:: TASK INPUTS
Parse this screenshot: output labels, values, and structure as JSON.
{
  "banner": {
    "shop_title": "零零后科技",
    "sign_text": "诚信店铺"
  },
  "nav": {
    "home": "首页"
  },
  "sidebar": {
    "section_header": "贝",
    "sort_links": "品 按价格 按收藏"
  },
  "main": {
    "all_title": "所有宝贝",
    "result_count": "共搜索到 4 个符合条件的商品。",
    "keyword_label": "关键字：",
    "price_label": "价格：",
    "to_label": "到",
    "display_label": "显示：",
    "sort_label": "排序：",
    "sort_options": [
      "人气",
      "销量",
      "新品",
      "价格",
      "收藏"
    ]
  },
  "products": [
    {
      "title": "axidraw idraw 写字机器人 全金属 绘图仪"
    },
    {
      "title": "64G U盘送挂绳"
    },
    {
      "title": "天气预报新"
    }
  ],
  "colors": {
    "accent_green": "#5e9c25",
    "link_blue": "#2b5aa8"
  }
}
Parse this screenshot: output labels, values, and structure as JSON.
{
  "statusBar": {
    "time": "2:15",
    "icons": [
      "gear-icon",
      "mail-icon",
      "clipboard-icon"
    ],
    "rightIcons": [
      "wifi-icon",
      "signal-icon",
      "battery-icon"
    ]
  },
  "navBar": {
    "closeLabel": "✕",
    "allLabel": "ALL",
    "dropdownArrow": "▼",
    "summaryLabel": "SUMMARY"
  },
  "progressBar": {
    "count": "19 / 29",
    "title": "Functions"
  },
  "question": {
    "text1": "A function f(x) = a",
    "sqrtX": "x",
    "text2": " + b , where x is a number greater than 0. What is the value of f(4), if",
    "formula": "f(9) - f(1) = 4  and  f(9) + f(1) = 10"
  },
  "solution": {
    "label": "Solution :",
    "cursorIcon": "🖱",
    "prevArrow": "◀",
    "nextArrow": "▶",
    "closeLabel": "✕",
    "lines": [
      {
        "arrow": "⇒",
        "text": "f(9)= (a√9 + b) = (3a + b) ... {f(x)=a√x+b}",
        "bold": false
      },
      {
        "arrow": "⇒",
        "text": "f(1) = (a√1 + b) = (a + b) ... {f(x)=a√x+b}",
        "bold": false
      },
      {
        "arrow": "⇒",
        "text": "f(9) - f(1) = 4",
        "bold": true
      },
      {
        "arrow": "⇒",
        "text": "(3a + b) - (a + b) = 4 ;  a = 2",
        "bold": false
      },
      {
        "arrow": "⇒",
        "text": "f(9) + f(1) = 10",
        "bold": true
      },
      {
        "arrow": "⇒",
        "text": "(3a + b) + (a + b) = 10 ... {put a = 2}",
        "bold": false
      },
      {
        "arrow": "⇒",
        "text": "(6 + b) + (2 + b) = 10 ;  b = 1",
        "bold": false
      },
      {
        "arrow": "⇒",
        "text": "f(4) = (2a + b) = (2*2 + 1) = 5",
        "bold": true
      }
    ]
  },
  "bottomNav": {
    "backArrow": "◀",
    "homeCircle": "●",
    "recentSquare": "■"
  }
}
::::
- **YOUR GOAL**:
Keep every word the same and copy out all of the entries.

- **ANSWER FOR THIS EXERCISE**:
Parse this screenshot: output labels, values, and structure as JSON.
{
  "banner": {
    "shop_title": "零零后科技",
    "sign_text": "诚信店铺"
  },
  "nav": {
    "home": "首页"
  },
  "sidebar": {
    "section_header": "贝",
    "sort_links": "品 按价格 按收藏"
  },
  "main": {
    "all_title": "所有宝贝",
    "result_count": "共搜索到 4 个符合条件的商品。",
    "keyword_label": "关键字：",
    "price_label": "价格：",
    "to_label": "到",
    "display_label": "显示：",
    "sort_label": "排序：",
    "sort_options": [
      "人气",
      "销量",
      "新品",
      "价格",
      "收藏"
    ]
  },
  "products": [
    {
      "title": "axidraw idraw 写字机器人 全金属 绘图仪"
    },
    {
      "title": "64G U盘送挂绳"
    },
    {
      "title": "天气预报新"
    }
  ],
  "colors": {
    "accent_green": "#5e9c25",
    "link_blue": "#2b5aa8"
  }
}
Parse this screenshot: output labels, values, and structure as JSON.
{
  "statusBar": {
    "time": "2:15",
    "icons": [
      "gear-icon",
      "mail-icon",
      "clipboard-icon"
    ],
    "rightIcons": [
      "wifi-icon",
      "signal-icon",
      "battery-icon"
    ]
  },
  "navBar": {
    "closeLabel": "✕",
    "allLabel": "ALL",
    "dropdownArrow": "▼",
    "summaryLabel": "SUMMARY"
  },
  "progressBar": {
    "count": "19 / 29",
    "title": "Functions"
  },
  "question": {
    "text1": "A function f(x) = a",
    "sqrtX": "x",
    "text2": " + b , where x is a number greater than 0. What is the value of f(4), if",
    "formula": "f(9) - f(1) = 4  and  f(9) + f(1) = 10"
  },
  "solution": {
    "label": "Solution :",
    "cursorIcon": "🖱",
    "prevArrow": "◀",
    "nextArrow": "▶",
    "closeLabel": "✕",
    "lines": [
      {
        "arrow": "⇒",
        "text": "f(9)= (a√9 + b) = (3a + b) ... {f(x)=a√x+b}",
        "bold": false
      },
      {
        "arrow": "⇒",
        "text": "f(1) = (a√1 + b) = (a + b) ... {f(x)=a√x+b}",
        "bold": false
      },
      {
        "arrow": "⇒",
        "text": "f(9) - f(1) = 4",
        "bold": true
      },
      {
        "arrow": "⇒",
        "text": "(3a + b) - (a + b) = 4 ;  a = 2",
        "bold": false
      },
      {
        "arrow": "⇒",
        "text": "f(9) + f(1) = 10",
        "bold": true
      },
      {
        "arrow": "⇒",
        "text": "(3a + b) + (a + b) = 10 ... {put a = 2}",
        "bold": false
      },
      {
        "arrow": "⇒",
        "text": "(6 + b) + (2 + b) = 10 ;  b = 1",
        "bold": false
      },
      {
        "arrow": "⇒",
        "text": "f(4) = (2a + b) = (2*2 + 1) = 5",
        "bold": true
      }
    ]
  },
  "bottomNav": {
    "backArrow": "◀",
    "homeCircle": "●",
    "recentSquare": "■"
  }
}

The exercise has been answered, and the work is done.